Perinatal depression (PND) is a major depressive episode that occurs during pregnancy or within four weeks after childbirth up to a year. Risk factors for PND include stressful life events, history of depression, poor social support, unplanned and unwanted pregnancies, poor relationship quality, current or previous abuse, and low socioeconomic status.
This mental disorder has been shown to negatively affect mothers’ quality of life and their intimate relationships, birth outcomes, and breastfeeding likelihood, as well as long-term effects on children’s cognitive and emotional development.
In the United States, 50–70 percent of women with PND and/or PPD go undiagnosed, and nearly 85 percent go untreated. This is because, until recently, it was not standard practice to screen for the conditions during routine pregnancy checkups or at the six-week postpartum follow-up visit.
Although robust literature exists on the well-being of women who terminate pregnancies, we know relatively little about the ramifications for the well-being of women who continue unplanned pregnancies to term. One of the reasons for this is that until last week, women in the US were afforded a constitutional right to terminate their pregnancy.
Since the Supreme Court ruling, we are in a new era of women wondering about their options for terminating an unwanted pregnancy either due to force (rape or incest) or due to ineffective or unavailable family planning.
However, a long-term 2016 study from the American Journal of Public Health examined pregnancies resulting in births before Roe v. Wade and found persistent negative mental health effects for women with unwanted pregnancies. These included higher levels of depressive symptoms and a greater likelihood of having had a significant episode of depression for the women who carried unwanted pregnancies to term.
What does this mean for the future?
In January 2022, The Virginia Healthcare Foundation stated:
The COVID-19 pandemic has brought a tsunami of stressors, resulting in a mental health crisis. Behavioral health (BH) professionals throughout the Commonwealth are overwhelmed and Virginians are unable to get the help they need.
Most mental health experts indicate that various pandemic-related traumas (eg, depression, anxiety, panic disorder) and their after-effects will continue far into the future. Unfortunately, the need for BH services is expected to continue to outpace the capacity of Virginia’s licensed BH workforce.
I practice in Virginia, where the shortage of mental healthcare providers will continue to be an issue. This statement was published prior to the Supreme Court decision. I cannot imagine what the increase in demand will be for mental health services once the right to abortion is officially unavailable in at least half of the states.
Women who can travel and have financial means will be able to access abortions in states like Maryland that have laws to ensure safe and available abortion centers.
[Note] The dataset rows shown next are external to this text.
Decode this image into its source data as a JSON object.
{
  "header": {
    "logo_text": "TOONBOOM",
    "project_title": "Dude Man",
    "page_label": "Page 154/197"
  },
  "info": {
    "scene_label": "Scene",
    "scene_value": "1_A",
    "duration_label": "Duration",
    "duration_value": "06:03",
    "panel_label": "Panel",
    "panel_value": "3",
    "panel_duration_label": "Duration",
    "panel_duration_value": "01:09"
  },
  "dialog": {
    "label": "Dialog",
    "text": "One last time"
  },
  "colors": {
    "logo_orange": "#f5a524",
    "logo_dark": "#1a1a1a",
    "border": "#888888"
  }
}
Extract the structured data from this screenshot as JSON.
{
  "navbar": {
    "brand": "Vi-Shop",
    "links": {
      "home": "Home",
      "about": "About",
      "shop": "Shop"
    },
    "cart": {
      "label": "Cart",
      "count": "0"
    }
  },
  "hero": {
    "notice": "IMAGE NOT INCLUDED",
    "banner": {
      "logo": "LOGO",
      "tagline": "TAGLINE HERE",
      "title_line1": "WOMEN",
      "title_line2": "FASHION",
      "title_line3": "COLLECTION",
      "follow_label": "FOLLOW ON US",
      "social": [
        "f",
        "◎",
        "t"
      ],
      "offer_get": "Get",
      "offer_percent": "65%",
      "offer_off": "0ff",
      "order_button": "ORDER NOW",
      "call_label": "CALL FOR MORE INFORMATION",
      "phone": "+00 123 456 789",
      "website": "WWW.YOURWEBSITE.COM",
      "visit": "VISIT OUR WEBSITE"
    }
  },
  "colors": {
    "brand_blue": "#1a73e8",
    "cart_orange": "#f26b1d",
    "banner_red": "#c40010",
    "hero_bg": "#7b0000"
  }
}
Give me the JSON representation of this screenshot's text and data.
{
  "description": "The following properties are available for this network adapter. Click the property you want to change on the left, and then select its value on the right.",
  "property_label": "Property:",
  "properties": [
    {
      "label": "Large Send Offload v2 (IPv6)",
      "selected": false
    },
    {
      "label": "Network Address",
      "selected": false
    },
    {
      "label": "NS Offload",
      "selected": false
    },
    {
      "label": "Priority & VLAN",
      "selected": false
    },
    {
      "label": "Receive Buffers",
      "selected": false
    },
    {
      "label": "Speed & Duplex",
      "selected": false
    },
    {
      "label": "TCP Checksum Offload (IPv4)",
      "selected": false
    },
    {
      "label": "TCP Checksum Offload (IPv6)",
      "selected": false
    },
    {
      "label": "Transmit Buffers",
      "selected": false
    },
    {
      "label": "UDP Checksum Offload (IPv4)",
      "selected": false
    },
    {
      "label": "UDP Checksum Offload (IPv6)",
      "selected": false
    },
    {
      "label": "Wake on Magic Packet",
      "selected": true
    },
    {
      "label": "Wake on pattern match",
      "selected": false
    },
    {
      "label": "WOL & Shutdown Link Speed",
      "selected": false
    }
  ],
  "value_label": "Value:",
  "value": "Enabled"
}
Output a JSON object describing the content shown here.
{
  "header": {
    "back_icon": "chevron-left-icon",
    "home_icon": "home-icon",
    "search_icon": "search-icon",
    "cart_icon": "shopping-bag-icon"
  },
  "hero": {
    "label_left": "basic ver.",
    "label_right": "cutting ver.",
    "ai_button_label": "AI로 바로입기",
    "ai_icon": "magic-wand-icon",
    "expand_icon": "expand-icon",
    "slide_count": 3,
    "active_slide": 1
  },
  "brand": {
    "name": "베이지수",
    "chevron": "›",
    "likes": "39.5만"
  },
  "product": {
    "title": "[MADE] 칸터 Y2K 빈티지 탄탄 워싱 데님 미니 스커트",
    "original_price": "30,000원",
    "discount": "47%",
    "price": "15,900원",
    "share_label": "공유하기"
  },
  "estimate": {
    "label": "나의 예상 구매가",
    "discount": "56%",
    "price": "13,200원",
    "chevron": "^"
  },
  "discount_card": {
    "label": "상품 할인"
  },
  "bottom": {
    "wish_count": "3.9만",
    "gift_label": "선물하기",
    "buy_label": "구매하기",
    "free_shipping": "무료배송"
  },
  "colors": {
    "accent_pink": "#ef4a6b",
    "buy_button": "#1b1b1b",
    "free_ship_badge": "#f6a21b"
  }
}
But what about women without financial means or those who must travel a great distance to a state where abortion remains legal?
The justices who voted in favor of striking down a 50-year precedent guaranteeing reproductive freedom seem to care little for what effect this will have on millions of women and their children.